The research was published in the journal Nature.

OPTIMISM BIAS

The rostral anterior cingulate is part of the brain's frontal cortex that may be involved in regulating emotional responses. The amygdala is an almond-shaped brain structure in the medial temporal lobe involved in emotion.

"Understanding healthy optimism is important because optimism is related to mental and physical health and to success.
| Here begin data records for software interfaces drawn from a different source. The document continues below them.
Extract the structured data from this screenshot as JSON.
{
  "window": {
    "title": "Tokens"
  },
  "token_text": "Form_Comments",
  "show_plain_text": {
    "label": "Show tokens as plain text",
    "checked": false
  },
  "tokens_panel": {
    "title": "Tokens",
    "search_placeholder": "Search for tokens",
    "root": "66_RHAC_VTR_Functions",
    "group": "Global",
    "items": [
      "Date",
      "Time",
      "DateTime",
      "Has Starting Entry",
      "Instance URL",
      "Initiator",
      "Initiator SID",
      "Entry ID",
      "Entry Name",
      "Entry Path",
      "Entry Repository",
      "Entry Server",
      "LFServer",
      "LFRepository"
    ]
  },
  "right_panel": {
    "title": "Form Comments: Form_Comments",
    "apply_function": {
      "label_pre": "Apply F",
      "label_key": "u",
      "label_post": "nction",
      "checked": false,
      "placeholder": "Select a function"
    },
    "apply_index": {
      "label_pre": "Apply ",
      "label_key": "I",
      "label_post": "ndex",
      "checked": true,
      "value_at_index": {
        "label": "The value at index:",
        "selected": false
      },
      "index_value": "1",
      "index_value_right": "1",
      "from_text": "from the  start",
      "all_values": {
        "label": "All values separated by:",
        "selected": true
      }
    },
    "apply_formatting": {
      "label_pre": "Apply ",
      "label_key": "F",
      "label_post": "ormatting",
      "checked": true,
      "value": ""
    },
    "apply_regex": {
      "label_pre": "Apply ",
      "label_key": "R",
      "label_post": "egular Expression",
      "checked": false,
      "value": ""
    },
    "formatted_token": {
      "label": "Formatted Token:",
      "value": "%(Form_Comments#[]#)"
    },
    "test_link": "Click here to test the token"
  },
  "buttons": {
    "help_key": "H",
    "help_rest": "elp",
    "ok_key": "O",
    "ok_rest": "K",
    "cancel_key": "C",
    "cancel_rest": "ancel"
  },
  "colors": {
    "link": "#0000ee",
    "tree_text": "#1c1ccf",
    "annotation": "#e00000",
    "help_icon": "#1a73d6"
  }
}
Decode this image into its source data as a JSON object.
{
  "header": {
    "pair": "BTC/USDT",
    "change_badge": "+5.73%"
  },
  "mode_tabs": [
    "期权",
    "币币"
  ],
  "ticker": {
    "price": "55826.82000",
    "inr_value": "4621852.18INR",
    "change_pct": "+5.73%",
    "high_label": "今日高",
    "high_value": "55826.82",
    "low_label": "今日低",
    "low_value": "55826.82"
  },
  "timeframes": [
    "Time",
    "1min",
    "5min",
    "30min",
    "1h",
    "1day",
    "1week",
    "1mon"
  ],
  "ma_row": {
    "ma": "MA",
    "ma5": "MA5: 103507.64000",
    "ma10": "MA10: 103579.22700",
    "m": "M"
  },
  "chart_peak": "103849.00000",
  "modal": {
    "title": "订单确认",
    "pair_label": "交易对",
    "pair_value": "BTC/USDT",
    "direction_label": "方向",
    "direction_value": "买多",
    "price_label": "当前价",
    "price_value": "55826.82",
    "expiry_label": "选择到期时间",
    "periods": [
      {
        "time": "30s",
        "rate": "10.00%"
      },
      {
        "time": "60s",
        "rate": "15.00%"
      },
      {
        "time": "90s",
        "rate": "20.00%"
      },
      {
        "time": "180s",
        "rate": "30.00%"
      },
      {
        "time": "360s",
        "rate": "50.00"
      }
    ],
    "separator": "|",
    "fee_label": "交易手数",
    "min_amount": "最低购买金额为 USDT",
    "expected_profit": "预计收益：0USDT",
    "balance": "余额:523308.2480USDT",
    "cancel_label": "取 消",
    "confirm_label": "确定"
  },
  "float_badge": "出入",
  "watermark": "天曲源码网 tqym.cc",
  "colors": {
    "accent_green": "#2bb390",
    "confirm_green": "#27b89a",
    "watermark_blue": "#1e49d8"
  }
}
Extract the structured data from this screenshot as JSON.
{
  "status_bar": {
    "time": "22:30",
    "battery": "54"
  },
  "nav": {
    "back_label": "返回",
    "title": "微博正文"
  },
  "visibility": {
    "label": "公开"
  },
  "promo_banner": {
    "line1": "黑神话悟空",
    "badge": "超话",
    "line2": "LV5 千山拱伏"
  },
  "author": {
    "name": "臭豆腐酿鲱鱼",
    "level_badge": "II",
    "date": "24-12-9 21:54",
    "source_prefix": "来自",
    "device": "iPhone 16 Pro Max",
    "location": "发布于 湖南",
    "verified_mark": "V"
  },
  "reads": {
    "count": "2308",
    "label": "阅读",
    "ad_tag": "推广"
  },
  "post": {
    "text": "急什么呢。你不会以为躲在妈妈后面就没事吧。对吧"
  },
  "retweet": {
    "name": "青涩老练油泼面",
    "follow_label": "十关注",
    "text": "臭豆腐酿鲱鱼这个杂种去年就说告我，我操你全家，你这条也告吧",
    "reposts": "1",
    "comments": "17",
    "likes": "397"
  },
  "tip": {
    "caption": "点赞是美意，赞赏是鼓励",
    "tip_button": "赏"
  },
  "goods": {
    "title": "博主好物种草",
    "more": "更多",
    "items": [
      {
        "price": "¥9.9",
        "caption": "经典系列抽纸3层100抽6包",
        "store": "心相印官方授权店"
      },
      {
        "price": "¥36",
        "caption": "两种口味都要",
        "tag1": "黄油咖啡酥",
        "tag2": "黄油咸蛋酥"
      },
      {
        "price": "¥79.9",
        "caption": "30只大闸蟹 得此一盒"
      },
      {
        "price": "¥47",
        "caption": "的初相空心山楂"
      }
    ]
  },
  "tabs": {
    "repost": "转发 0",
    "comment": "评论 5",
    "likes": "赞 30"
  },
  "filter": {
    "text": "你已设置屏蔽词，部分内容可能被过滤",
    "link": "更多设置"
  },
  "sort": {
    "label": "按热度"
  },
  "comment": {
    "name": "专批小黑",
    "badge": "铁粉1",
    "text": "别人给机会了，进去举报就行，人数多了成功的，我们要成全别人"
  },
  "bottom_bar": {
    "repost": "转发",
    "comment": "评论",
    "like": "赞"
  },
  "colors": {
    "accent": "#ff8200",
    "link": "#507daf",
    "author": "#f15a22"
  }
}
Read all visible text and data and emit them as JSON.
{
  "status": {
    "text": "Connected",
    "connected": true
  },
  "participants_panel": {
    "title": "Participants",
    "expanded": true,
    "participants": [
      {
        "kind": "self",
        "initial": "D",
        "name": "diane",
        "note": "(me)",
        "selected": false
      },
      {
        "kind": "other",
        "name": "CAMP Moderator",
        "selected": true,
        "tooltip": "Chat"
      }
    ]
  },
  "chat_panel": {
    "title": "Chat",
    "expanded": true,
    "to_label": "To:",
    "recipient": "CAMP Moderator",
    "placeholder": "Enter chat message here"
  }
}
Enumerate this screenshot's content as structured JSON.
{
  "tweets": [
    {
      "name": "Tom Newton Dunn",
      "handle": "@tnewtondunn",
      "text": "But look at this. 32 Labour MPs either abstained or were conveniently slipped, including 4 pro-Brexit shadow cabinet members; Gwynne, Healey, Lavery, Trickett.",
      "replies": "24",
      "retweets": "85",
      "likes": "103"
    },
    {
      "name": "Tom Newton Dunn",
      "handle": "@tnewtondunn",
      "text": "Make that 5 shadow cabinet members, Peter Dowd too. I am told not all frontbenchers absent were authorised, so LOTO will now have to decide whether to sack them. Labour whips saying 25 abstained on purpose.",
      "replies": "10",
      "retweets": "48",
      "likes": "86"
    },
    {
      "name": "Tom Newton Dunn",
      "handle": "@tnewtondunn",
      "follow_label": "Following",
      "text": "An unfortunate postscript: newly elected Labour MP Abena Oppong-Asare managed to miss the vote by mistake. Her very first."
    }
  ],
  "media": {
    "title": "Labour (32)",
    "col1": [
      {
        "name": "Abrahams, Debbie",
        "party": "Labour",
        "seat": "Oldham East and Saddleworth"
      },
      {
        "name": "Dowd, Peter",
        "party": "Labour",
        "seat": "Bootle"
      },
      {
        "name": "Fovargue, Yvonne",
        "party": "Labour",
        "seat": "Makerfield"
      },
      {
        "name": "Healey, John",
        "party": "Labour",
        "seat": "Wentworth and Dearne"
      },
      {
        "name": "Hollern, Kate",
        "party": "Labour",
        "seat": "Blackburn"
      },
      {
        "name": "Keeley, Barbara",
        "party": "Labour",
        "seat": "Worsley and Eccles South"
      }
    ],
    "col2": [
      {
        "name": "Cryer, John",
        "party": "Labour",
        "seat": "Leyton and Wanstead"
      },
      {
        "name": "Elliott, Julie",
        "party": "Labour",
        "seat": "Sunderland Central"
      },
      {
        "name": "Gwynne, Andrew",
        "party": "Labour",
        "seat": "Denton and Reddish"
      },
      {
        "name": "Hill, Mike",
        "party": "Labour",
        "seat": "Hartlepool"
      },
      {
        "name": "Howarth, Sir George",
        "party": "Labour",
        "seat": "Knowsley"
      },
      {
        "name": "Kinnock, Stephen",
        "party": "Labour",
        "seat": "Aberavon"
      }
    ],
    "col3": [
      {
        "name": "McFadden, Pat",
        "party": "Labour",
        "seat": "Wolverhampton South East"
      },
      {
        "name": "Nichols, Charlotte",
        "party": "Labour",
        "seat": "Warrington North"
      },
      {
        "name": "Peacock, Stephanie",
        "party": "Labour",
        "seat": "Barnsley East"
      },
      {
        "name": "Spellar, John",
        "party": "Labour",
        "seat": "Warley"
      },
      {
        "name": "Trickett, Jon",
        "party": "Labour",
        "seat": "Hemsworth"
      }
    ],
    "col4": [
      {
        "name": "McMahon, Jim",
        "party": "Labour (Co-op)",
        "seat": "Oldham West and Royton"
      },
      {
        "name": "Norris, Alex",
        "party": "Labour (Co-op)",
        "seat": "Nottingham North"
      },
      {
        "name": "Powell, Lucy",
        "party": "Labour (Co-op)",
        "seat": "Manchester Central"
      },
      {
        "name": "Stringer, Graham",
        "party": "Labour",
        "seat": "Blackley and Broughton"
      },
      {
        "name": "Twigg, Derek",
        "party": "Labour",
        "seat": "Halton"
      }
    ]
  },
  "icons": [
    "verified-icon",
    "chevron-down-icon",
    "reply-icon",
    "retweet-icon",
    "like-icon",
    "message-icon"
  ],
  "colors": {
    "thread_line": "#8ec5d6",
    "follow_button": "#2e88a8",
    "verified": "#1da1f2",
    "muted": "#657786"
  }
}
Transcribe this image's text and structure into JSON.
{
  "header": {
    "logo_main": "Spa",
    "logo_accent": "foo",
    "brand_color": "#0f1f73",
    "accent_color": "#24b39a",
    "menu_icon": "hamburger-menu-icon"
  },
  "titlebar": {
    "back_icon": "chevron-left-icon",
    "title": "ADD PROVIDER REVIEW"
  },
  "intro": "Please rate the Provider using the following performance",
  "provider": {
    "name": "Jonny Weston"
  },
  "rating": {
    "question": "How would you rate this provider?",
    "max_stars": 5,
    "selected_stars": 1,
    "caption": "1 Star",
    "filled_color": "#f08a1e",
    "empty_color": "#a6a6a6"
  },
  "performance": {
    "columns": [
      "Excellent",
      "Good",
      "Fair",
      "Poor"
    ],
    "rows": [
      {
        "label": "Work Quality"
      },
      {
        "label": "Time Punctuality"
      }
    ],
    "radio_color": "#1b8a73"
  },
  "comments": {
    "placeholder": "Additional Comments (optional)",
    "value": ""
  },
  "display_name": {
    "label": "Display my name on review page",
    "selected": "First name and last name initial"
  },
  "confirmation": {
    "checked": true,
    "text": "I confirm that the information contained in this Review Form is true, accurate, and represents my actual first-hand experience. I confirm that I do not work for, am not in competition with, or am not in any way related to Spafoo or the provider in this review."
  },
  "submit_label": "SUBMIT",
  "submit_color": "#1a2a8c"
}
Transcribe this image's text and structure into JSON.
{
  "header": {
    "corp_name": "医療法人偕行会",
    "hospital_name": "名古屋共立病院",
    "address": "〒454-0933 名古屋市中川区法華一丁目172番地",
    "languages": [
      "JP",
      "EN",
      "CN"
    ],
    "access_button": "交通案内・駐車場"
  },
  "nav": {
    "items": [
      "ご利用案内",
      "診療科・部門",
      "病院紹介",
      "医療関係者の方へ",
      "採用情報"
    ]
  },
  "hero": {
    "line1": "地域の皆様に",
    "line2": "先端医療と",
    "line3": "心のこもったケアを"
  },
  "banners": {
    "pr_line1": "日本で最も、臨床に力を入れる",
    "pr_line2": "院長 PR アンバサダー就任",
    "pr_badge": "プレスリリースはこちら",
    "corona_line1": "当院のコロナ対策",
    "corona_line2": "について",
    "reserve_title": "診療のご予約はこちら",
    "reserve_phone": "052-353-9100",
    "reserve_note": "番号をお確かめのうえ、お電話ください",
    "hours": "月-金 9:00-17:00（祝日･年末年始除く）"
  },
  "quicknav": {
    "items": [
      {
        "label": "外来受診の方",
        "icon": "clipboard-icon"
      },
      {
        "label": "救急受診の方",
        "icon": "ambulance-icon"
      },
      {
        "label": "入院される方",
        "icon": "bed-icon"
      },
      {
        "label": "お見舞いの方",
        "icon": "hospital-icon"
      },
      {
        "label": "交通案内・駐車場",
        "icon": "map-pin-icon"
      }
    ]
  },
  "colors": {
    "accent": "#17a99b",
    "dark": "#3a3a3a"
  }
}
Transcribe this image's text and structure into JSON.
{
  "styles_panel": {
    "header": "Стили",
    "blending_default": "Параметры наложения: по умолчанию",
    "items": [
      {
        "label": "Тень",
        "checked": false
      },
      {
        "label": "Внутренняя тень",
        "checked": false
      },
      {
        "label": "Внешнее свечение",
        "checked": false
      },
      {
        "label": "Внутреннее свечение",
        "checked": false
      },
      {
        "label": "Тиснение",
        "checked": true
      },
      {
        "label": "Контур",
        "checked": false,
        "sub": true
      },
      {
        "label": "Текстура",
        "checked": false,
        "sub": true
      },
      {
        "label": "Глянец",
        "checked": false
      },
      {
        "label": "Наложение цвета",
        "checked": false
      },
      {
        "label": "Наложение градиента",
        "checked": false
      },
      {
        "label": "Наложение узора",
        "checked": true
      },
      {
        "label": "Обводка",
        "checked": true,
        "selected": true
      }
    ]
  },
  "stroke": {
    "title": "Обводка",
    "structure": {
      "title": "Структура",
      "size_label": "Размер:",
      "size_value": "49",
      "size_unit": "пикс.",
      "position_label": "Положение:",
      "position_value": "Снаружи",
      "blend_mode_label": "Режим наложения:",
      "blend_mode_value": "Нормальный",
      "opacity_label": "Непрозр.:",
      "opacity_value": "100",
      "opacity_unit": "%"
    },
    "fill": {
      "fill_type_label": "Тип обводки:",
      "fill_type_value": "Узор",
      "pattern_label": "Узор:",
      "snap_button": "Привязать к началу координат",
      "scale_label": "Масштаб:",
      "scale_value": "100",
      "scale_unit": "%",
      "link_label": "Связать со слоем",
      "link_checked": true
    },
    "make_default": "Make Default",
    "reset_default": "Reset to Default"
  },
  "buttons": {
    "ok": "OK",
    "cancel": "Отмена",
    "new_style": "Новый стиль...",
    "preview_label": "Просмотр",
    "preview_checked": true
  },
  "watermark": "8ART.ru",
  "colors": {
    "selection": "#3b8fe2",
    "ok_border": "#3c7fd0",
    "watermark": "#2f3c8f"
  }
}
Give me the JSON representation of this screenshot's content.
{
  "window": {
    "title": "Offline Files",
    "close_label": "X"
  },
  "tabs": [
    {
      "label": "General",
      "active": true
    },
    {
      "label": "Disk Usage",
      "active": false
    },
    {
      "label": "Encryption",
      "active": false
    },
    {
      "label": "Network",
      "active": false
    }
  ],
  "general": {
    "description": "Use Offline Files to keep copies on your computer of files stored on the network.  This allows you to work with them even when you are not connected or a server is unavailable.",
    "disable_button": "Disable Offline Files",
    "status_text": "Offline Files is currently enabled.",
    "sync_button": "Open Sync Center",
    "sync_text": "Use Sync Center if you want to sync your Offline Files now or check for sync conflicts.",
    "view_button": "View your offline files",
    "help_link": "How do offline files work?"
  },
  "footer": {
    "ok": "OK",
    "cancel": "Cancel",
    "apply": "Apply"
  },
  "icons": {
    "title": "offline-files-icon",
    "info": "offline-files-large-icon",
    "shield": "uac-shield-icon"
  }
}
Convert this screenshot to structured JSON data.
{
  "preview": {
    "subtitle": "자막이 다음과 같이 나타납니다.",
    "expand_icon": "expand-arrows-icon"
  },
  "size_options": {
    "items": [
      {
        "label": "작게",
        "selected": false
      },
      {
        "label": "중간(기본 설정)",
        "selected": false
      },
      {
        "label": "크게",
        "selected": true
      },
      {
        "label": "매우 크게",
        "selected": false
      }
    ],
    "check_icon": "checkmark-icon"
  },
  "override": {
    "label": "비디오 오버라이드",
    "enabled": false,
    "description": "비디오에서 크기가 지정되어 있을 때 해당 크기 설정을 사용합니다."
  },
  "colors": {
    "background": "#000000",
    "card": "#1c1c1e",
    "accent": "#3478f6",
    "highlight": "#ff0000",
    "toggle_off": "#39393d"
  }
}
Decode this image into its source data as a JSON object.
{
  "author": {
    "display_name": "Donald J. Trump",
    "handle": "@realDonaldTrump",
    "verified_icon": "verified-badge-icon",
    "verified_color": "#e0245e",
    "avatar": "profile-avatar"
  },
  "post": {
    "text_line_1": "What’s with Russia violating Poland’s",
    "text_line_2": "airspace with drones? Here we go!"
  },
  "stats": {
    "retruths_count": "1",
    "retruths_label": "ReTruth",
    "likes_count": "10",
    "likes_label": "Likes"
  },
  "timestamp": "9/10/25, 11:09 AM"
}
We can have people who are not necessarily depressed but have different levels of optimism," said another of the researchers, Tali Sharot of University College London who was at NYU when the study was conducted.

Phelps said the research team is not saying these are necessarily the only brain regions involved in optimism.

The researchers said they examined how the brain generates what some scientists call the human "optimism bias."

"Humans expect positive events in the future even when there is no evidence to support such expectations," the researchers wrote in the journal Nature.

"For example, people expect to live longer and be healthier than average, they underestimate their likelihood of getting a divorce, and overestimate their prospects for success on the job market," they wrote.

Phelps said the researchers had a hard time getting the volunteers to think of purely neutral events in the future.

"They tended to make them positive," she said. "We sort of stumbled upon this optimism bias that psychologists have talked about before."

FILED UNDER:
Comments (0)
This discussion is now closed. We welcome comments on our articles for a limited period after their publication.